Bloomberg learned that Nigeria has canceled a two-month old ban on 113 foreign-flagged vessels, preventing them from loading crude or gas from the country.
This was according to a letter from the state oil company obtained by the news agency.
From now on incoming vessels into Nigerian waters must get a “Letter of Comfort” from export terminal operators and buyers of Nigerian crude as a “guarantee that nominated vessels are free and will not be utilized for any illegal activity whatsoever,” said Mele Kyari, the Nigeria National Petroleum Corp.’s group general of crude oil marketing.
The tankers were banned on July 15, just prior to President Muhammadu Buhari’s meeting with President Barack Obama in Washington. Buhari requested American support in tracking down $150b worth of crude that has gone missing.
At least 250,000 barrels of oil are stolen daily in Nigeria, according to the Nigerian President, accusing unidentified former ministers of having a hand in this.
In other news, Reuters reported that the Nigerian National Petroleum Corp (NNPC) has set up four new crude swap contracts to replace the ones it cancelled last month.
NNPC’s complaint at the time was that swap deals were “skewed in favour” of Sahara Group, Aiteo Group and NNPC’s trading arm Duke Oil.

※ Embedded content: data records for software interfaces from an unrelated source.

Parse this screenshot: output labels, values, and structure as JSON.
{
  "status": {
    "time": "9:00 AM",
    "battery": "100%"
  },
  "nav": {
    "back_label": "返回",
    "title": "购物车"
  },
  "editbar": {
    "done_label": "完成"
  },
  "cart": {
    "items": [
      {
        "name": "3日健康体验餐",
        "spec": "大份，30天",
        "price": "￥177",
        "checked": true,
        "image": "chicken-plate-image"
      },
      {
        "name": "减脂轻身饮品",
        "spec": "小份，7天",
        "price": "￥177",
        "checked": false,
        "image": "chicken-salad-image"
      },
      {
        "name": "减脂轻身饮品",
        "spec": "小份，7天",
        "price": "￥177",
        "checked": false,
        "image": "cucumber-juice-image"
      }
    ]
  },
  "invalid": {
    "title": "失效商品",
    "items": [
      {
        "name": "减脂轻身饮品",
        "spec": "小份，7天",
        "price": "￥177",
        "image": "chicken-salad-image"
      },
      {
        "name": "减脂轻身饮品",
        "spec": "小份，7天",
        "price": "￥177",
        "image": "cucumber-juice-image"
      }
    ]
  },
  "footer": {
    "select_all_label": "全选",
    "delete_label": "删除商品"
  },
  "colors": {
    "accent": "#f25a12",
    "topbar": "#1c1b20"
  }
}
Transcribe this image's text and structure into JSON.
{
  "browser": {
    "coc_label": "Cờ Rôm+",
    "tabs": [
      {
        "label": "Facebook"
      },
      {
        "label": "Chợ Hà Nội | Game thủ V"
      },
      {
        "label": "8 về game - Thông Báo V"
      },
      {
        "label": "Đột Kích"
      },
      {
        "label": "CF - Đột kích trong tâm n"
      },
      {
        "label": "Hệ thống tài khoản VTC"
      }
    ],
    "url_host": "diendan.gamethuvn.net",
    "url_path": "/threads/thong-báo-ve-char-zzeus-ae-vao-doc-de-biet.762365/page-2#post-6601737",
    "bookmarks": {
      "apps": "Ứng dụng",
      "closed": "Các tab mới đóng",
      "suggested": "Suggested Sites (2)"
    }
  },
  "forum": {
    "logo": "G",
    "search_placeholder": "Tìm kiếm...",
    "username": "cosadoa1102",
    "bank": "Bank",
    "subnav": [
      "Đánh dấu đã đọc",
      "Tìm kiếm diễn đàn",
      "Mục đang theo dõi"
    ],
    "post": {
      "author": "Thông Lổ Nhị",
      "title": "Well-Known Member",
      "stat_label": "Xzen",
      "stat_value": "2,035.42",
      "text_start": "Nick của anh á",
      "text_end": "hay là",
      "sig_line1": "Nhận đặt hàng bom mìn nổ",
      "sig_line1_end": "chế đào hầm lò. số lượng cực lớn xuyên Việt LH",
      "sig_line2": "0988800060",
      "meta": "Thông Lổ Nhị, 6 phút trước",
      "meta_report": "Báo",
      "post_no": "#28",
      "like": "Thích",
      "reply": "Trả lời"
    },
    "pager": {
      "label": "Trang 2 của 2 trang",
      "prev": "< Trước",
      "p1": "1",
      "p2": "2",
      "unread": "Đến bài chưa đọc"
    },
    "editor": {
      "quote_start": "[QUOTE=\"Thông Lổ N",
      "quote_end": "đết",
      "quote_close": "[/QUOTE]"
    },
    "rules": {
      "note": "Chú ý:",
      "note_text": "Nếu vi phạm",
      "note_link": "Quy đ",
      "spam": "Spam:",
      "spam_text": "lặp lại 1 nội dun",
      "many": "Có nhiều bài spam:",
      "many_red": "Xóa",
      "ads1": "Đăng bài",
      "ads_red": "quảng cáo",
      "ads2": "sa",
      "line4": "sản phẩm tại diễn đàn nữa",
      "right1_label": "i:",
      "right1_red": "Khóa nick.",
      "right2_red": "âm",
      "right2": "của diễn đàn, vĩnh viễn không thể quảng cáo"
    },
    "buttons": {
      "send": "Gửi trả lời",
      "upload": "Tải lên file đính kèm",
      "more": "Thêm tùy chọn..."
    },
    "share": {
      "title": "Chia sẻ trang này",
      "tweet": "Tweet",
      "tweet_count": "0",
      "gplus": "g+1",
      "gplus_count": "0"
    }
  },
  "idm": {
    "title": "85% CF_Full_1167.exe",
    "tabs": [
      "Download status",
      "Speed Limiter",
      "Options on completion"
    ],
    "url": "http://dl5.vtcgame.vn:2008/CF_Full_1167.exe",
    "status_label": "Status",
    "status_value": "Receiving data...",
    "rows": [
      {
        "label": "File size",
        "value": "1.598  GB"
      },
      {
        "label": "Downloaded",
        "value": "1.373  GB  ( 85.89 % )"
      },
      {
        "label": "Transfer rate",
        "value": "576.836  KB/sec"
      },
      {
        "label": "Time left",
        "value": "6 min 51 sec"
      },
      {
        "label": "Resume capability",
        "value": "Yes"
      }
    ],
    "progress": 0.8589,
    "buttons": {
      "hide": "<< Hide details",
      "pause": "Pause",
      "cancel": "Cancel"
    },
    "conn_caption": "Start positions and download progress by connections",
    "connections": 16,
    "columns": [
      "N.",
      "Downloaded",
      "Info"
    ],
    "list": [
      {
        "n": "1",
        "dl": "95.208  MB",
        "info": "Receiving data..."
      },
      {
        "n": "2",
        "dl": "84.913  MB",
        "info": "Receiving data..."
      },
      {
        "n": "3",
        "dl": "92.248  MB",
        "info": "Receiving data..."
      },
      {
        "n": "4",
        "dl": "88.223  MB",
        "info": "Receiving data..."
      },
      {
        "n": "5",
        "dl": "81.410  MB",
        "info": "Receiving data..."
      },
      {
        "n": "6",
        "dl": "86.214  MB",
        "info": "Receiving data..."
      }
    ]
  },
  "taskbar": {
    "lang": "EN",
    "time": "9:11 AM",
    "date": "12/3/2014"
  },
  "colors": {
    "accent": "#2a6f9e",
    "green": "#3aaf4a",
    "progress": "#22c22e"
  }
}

About half of the country’s domestic gasoline demand is provided for by these swap deals, which come in the form of offshore processing agreements (OPAs) – a trader takes Nigerian crude to a foreign refinery and returns with the resulting products – or a direct crude-for-product swap.